- NetApp All-Flash FAS
- NetApp SolidFire family -- including NetApp HCI (hyper-converged infrastructure)
- Pure Storage FlashArray
- Pure FlashBlade
- Tintri N-Series
- Tintri H-Series
Impact on hybrid arrays use cases
Falling flash prices, data growth and integrated data services have increased the appeal of all-flash arrays for many enterprises. This has led to industry speculation that all-flash storage can supplant hybrid arrays; although, there remain good reasons to consider using a hybrid storage infrastructure.
HDDs offer predictable performance at a fairly low cost per gigabyte; although, they use more power and are slower than flash, resulting in a high cost per input/output per second (IOPS). All-flash arrays also have a lower cost per IOPS, coupled with the advantages of speed and lower power consumption, but they carry a higher upfront acquisition price and per-gigabyte cost.
A hybrid flash array enables enterprises to strike a balance between relatively low cost and balanced performance. Since a hybrid array supports high-capacity disk drives, it offers greater total storage than an AFA.
All-flash NVMe and NVMe over fabrics
All-flash arrays based on nonvolatile memory express (NVMe) flash technologies represent the next phase of maturation. The NVMe host controller interface speeds data transfer by enabling an application to communicate directly with back-end storage.
NVMe is meant to be a faster alternative to the Small Computer System Interface standard that transfers data between a host and a target device. Development of the NVMe standard is under the auspices of NVM Express Inc., a nonprofit organization comprising more than 100-member technology companies.
The NVMe standard is widely considered to be the eventual successor to the Serial-Attached SCSI and Serial Advanced Technology Attachment protocols. NVMe form factors include add-in cards, U.2 2.5-inch and M.2 SSD devices.
Some of the NVMe-based products available include:
- HPE Alletra 9000 4-way NVMe Storage Base
- SuperMicro SuperStorage Systems
- Pure Storage FlashArray//X
- Tintri NVMe Flash N-Series
A handful of NVMe-flash startups are bringing products to market, as well, including:
- Excelero.
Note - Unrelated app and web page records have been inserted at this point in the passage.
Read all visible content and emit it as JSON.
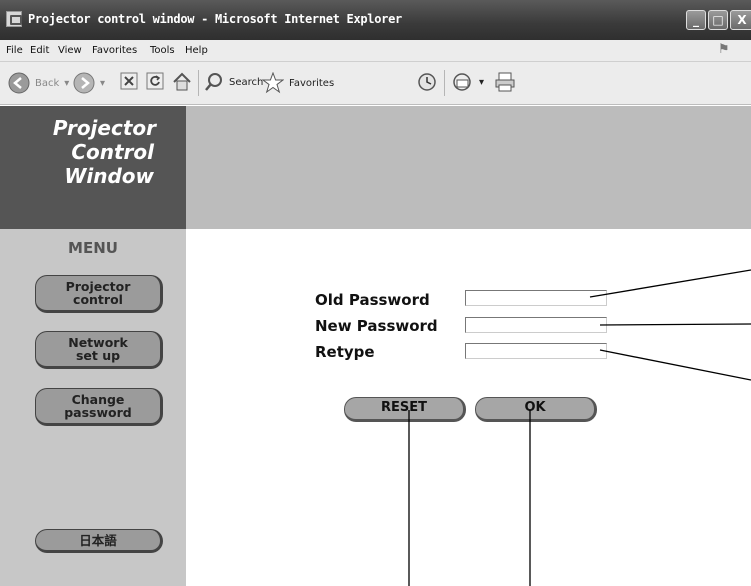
{
  "window": {
    "title": "Projector control window - Microsoft Internet Explorer",
    "minimize": "_",
    "maximize": "□",
    "close": "X"
  },
  "menubar": [
    "File",
    "Edit",
    "View",
    "Favorites",
    "Tools",
    "Help"
  ],
  "toolbar": {
    "back": "Back",
    "search": "Search",
    "favorites": "Favorites"
  },
  "logo": {
    "line1": "Projector",
    "line2": "Control",
    "line3": "Window"
  },
  "sidebar": {
    "menu_title": "MENU",
    "items": [
      {
        "label": "Projector\ncontrol"
      },
      {
        "label": "Network\nset up"
      },
      {
        "label": "Change\npassword"
      },
      {
        "label": "日本語"
      }
    ]
  },
  "form": {
    "old_password_label": "Old Password",
    "new_password_label": "New Password",
    "retype_label": "Retype",
    "old_password_value": "",
    "new_password_value": "",
    "retype_value": "",
    "reset_label": "RESET",
    "ok_label": "OK"
  }
}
Software-defined storage runs on any x86 server.
- Exten. Offers an open standard based NVMe over fabrics (NVMe-oF) platform.
- Pavilion Data Systems. Builds hyper parallel flash arrays.
Presently, storage vendors seem focused on creating flash storage systems based on NVMe-oF. These systems integrate custom NVMe flash modules as a fabric in place of a bunch of NVMe SSDs.
The NVMe-oF transport mechanism enables a long-distance connection between host devices and NVMe storage devices.
All-flash storage arrays in hyper-converged infrastructure
HCI systems combine computing, networking, storage and virtualization resources as an integrated appliance. Most hyper-convergence products are designed to use disk as front-end storage, relying on a moderate flash cache layer to accelerate applications or to use as cold storage.
However, all-flash HCI nodes are widely available.